___ INFORMATION SUPPLIED ___
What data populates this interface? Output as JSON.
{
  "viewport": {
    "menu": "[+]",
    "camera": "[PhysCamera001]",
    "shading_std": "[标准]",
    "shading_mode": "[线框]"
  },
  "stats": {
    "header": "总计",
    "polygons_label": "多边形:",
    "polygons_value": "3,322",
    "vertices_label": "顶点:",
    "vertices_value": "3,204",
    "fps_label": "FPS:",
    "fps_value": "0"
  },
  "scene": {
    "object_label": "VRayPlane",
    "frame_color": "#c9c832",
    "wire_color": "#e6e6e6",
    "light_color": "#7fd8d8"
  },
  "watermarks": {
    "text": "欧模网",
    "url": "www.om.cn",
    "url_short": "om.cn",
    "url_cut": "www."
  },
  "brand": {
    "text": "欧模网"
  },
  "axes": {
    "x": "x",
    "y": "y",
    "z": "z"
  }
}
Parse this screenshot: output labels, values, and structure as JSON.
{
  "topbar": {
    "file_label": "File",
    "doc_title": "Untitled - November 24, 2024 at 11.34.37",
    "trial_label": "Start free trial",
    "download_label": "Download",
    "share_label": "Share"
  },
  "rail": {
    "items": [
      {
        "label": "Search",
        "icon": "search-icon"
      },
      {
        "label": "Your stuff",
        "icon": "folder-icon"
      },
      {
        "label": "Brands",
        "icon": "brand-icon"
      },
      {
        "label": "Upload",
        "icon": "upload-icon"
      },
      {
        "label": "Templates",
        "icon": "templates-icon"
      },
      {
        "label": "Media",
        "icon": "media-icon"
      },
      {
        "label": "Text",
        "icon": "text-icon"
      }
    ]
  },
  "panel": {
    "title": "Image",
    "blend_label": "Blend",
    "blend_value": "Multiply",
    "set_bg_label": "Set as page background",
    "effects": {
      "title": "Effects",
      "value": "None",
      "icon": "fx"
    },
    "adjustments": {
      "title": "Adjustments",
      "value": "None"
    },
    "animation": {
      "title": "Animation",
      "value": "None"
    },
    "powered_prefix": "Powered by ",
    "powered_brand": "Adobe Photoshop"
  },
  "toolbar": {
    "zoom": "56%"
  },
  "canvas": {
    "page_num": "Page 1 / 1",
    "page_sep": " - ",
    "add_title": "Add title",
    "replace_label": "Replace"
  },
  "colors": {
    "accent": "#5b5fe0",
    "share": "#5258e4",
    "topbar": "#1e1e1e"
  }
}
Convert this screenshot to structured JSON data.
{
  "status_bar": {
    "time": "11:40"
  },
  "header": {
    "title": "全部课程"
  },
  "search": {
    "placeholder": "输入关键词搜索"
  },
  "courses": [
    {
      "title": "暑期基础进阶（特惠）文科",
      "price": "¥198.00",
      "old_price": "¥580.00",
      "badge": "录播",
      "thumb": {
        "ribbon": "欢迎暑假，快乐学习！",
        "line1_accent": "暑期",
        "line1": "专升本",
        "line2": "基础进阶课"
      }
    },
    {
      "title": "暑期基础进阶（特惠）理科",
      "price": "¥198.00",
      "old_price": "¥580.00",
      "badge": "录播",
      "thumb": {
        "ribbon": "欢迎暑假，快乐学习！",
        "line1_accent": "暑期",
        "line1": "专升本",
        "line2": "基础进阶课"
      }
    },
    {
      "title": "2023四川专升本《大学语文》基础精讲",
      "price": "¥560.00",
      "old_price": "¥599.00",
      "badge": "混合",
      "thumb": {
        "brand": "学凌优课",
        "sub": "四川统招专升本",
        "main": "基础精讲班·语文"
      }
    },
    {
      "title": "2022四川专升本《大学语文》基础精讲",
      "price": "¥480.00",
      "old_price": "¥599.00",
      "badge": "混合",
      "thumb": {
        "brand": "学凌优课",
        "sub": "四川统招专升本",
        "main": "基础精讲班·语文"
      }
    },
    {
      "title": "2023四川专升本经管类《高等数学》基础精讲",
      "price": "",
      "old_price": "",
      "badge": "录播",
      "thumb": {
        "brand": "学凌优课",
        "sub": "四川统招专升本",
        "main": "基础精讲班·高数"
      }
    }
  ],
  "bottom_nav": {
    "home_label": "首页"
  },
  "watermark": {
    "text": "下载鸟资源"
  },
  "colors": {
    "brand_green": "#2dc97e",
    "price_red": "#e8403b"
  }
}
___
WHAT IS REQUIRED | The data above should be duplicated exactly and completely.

SOLUTION TO THE EXERCISE |
What data populates this interface? Output as JSON.
{
  "viewport": {
    "menu": "[+]",
    "camera": "[PhysCamera001]",
    "shading_std": "[标准]",
    "shading_mode": "[线框]"
  },
  "stats": {
    "header": "总计",
    "polygons_label": "多边形:",
    "polygons_value": "3,322",
    "vertices_label": "顶点:",
    "vertices_value": "3,204",
    "fps_label": "FPS:",
    "fps_value": "0"
  },
  "scene": {
    "object_label": "VRayPlane",
    "frame_color": "#c9c832",
    "wire_color": "#e6e6e6",
    "light_color": "#7fd8d8"
  },
  "watermarks": {
    "text": "欧模网",
    "url": "www.om.cn",
    "url_short": "om.cn",
    "url_cut": "www."
  },
  "brand": {
    "text": "欧模网"
  },
  "axes": {
    "x": "x",
    "y": "y",
    "z": "z"
  }
}
Parse this screenshot: output labels, values, and structure as JSON.
{
  "topbar": {
    "file_label": "File",
    "doc_title": "Untitled - November 24, 2024 at 11.34.37",
    "trial_label": "Start free trial",
    "download_label": "Download",
    "share_label": "Share"
  },
  "rail": {
    "items": [
      {
        "label": "Search",
        "icon": "search-icon"
      },
      {
        "label": "Your stuff",
        "icon": "folder-icon"
      },
      {
        "label": "Brands",
        "icon": "brand-icon"
      },
      {
        "label": "Upload",
        "icon": "upload-icon"
      },
      {
        "label": "Templates",
        "icon": "templates-icon"
      },
      {
        "label": "Media",
        "icon": "media-icon"
      },
      {
        "label": "Text",
        "icon": "text-icon"
      }
    ]
  },
  "panel": {
    "title": "Image",
    "blend_label": "Blend",
    "blend_value": "Multiply",
    "set_bg_label": "Set as page background",
    "effects": {
      "title": "Effects",
      "value": "None",
      "icon": "fx"
    },
    "adjustments": {
      "title": "Adjustments",
      "value": "None"
    },
    "animation": {
      "title": "Animation",
      "value": "None"
    },
    "powered_prefix": "Powered by ",
    "powered_brand": "Adobe Photoshop"
  },
  "toolbar": {
    "zoom": "56%"
  },
  "canvas": {
    "page_num": "Page 1 / 1",
    "page_sep": " - ",
    "add_title": "Add title",
    "replace_label": "Replace"
  },
  "colors": {
    "accent": "#5b5fe0",
    "share": "#5258e4",
    "topbar": "#1e1e1e"
  }
}
Convert this screenshot to structured JSON data.
{
  "status_bar": {
    "time": "11:40"
  },
  "header": {
    "title": "全部课程"
  },
  "search": {
    "placeholder": "输入关键词搜索"
  },
  "courses": [
    {
      "title": "暑期基础进阶（特惠）文科",
      "price": "¥198.00",
      "old_price": "¥580.00",
      "badge": "录播",
      "thumb": {
        "ribbon": "欢迎暑假，快乐学习！",
        "line1_accent": "暑期",
        "line1": "专升本",
        "line2": "基础进阶课"
      }
    },
    {
      "title": "暑期基础进阶（特惠）理科",
      "price": "¥198.00",
      "old_price": "¥580.00",
      "badge": "录播",
      "thumb": {
        "ribbon": "欢迎暑假，快乐学习！",
        "line1_accent": "暑期",
        "line1": "专升本",
        "line2": "基础进阶课"
      }
    },
    {
      "title": "2023四川专升本《大学语文》基础精讲",
      "price": "¥560.00",
      "old_price": "¥599.00",
      "badge": "混合",
      "thumb": {
        "brand": "学凌优课",
        "sub": "四川统招专升本",
        "main": "基础精讲班·语文"
      }
    },
    {
      "title": "2022四川专升本《大学语文》基础精讲",
      "price": "¥480.00",
      "old_price": "¥599.00",
      "badge": "混合",
      "thumb": {
        "brand": "学凌优课",
        "sub": "四川统招专升本",
        "main": "基础精讲班·语文"
      }
    },
    {
      "title": "2023四川专升本经管类《高等数学》基础精讲",
      "price": "",
      "old_price": "",
      "badge": "录播",
      "thumb": {
        "brand": "学凌优课",
        "sub": "四川统招专升本",
        "main": "基础精讲班·高数"
      }
    }
  ],
  "bottom_nav": {
    "home_label": "首页"
  },
  "watermark": {
    "text": "下载鸟资源"
  },
  "colors": {
    "brand_green": "#2dc97e",
    "price_red": "#e8403b"
  }
}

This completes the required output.